• WHAT TO WORK ON
Filter the records, keeping every line that has the string "MinTIC".

[RECORDED INFORMATION — start]

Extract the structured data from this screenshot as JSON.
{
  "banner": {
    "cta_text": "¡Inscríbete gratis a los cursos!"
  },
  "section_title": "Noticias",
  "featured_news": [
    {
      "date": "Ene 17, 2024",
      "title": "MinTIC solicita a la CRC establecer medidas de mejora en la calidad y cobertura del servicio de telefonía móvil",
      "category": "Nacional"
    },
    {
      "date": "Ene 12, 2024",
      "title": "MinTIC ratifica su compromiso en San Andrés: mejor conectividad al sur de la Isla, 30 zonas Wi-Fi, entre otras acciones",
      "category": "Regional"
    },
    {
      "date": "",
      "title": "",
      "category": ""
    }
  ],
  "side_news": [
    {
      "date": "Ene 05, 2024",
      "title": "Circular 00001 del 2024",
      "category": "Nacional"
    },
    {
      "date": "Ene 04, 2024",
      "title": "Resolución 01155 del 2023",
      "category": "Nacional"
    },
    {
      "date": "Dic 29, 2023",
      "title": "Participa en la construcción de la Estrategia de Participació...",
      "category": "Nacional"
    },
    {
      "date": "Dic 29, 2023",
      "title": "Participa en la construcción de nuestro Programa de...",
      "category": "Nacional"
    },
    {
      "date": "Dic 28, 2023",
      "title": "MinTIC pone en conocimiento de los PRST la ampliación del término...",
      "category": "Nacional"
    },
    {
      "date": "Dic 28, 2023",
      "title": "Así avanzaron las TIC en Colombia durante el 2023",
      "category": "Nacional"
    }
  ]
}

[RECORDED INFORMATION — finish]

• RESULT OF THIS TASK
      "title": "MinTIC solicita a la CRC establecer medidas de mejora en la calidad y cobertura del servicio de telefonía móvil",
      "title": "MinTIC ratifica su compromiso en San Andrés: mejor conectividad al sur de la Isla, 30 zonas Wi-Fi, entre otras acciones",
      "title": "MinTIC pone en conocimiento de los PRST la ampliación del término...",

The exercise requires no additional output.